__Work to complete__:
Examine the entries and show every line in which the word "this" is found.

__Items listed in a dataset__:
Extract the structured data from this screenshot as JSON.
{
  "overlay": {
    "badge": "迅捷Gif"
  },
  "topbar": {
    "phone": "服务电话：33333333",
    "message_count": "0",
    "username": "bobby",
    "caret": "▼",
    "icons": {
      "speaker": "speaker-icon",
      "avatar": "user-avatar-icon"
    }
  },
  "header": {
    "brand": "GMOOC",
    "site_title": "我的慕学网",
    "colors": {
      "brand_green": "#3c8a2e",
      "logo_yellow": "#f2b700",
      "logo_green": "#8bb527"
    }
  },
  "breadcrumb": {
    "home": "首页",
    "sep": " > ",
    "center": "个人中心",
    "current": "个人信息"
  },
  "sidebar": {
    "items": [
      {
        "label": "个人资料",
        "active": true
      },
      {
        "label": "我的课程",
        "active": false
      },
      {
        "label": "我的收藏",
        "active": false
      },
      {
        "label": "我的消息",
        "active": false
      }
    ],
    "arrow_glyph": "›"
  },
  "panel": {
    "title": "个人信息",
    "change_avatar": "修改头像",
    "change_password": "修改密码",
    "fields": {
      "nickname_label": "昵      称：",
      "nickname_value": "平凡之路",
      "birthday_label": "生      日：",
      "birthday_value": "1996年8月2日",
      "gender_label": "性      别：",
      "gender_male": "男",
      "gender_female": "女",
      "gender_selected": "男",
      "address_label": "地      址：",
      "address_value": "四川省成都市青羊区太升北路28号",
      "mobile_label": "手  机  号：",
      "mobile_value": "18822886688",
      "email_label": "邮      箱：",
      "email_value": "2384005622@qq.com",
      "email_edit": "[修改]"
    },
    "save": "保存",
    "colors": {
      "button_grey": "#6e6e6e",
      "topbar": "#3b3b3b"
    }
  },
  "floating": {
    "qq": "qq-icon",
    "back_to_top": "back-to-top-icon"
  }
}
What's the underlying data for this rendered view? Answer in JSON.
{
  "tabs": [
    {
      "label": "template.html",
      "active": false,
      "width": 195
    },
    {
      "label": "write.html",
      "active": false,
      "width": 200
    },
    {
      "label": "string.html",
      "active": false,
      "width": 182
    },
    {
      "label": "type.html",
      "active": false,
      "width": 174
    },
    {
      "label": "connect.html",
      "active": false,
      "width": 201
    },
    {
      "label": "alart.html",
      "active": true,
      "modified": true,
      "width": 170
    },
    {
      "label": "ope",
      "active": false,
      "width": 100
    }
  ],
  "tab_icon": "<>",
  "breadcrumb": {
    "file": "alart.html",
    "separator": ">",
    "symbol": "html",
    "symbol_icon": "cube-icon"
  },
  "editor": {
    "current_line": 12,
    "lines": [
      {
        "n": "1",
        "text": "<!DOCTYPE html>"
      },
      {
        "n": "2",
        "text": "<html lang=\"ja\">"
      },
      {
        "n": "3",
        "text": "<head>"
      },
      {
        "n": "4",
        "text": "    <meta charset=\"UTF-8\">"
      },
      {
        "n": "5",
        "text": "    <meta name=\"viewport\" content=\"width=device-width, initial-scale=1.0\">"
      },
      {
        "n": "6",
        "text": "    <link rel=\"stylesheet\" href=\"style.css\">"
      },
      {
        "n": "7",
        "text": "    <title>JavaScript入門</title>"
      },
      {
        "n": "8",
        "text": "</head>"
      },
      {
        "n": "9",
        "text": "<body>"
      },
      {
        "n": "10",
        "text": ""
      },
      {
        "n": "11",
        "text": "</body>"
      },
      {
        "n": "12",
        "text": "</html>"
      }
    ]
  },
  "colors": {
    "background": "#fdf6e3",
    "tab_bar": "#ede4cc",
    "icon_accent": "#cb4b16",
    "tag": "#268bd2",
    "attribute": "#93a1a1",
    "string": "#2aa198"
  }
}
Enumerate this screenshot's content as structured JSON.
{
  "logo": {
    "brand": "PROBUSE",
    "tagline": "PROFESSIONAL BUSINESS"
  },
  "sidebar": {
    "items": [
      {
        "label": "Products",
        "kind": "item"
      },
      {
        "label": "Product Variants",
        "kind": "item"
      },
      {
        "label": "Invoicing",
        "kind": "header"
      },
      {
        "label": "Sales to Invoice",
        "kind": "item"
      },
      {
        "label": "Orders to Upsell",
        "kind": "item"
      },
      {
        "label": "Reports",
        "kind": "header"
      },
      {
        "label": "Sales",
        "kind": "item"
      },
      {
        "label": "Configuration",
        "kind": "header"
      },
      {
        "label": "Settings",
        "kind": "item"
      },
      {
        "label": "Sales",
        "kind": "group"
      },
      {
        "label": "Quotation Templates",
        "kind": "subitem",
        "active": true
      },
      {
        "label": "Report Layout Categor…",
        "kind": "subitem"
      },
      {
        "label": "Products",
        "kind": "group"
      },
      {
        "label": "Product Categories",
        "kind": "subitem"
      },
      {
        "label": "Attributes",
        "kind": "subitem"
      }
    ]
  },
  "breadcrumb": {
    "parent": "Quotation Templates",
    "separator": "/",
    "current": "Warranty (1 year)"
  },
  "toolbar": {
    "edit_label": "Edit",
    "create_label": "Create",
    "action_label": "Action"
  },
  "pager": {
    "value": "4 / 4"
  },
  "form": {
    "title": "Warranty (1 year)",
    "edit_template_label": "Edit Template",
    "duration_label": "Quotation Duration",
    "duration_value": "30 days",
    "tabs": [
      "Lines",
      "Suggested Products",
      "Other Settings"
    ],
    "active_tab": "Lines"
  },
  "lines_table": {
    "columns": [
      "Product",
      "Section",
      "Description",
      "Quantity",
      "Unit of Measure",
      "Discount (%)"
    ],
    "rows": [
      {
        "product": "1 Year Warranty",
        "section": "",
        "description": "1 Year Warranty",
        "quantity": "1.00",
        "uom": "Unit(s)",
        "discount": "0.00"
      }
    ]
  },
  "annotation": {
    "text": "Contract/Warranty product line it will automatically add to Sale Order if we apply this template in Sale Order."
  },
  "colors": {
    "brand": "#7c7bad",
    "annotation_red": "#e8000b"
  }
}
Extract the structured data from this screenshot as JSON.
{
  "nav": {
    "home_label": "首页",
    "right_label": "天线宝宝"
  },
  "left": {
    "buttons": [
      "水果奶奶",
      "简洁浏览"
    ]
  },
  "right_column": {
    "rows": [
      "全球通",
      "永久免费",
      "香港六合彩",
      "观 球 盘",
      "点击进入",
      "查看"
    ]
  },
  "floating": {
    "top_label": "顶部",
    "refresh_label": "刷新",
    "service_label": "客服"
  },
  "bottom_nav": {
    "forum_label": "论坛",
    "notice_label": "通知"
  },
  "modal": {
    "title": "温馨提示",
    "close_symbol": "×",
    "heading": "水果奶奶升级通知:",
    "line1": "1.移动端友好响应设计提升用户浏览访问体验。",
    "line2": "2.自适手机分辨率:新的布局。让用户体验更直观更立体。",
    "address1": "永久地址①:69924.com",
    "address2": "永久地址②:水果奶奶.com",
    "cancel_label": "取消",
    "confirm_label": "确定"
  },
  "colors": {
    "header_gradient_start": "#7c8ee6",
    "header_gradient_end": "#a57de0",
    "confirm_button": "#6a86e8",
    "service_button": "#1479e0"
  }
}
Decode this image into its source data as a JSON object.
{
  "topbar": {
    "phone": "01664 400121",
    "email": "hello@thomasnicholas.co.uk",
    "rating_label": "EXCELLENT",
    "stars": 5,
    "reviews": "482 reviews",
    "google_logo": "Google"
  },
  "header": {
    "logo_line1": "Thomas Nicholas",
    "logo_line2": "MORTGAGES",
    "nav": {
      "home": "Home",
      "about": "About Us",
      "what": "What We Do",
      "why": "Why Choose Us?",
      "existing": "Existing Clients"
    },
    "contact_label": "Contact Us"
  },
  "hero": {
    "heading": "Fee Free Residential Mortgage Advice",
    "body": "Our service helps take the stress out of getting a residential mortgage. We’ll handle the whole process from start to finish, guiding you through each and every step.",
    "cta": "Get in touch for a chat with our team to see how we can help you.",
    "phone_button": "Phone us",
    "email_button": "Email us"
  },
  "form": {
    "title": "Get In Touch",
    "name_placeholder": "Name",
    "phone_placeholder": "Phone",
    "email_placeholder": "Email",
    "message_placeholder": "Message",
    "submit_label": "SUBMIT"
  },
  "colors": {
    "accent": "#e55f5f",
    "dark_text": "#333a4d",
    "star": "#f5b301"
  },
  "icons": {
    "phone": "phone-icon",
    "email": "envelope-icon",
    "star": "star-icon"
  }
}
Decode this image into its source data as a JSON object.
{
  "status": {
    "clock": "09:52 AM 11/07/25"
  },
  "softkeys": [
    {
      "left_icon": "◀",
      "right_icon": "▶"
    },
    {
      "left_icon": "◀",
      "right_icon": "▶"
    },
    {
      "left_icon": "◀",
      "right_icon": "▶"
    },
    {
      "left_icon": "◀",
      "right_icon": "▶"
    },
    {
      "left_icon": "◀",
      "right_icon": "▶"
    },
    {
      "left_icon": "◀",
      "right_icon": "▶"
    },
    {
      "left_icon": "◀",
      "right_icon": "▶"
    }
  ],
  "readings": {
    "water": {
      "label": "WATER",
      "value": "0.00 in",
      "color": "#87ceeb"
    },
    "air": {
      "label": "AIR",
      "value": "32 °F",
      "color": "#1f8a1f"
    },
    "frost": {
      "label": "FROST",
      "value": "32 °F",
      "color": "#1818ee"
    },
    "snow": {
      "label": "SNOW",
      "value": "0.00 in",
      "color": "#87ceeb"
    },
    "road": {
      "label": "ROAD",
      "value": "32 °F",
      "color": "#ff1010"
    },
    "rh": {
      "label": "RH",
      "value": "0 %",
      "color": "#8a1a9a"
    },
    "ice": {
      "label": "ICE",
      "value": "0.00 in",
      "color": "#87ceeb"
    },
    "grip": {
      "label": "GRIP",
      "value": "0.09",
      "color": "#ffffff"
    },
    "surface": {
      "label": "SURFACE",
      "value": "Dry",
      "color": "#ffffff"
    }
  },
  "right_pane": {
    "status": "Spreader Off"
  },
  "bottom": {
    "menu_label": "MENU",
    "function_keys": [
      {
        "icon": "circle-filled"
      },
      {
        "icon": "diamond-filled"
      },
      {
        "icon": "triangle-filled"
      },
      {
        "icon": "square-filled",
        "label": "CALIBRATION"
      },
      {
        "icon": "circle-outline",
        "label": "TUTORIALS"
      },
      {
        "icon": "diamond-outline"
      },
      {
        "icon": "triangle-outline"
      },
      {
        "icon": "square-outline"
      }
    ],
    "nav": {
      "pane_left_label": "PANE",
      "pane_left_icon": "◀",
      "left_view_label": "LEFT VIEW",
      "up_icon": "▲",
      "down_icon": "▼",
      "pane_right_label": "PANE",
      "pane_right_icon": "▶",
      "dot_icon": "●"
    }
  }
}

__Answer space__:
Extract the structured data from this screenshot as JSON.
What's the underlying data for this rendered view? Answer in JSON.
Enumerate this screenshot's content as structured JSON.
    "text": "Contract/Warranty product line it will automatically add to Sale Order if we apply this template in Sale Order."
Extract the structured data from this screenshot as JSON.
Decode this image into its source data as a JSON object.
Decode this image into its source data as a JSON object.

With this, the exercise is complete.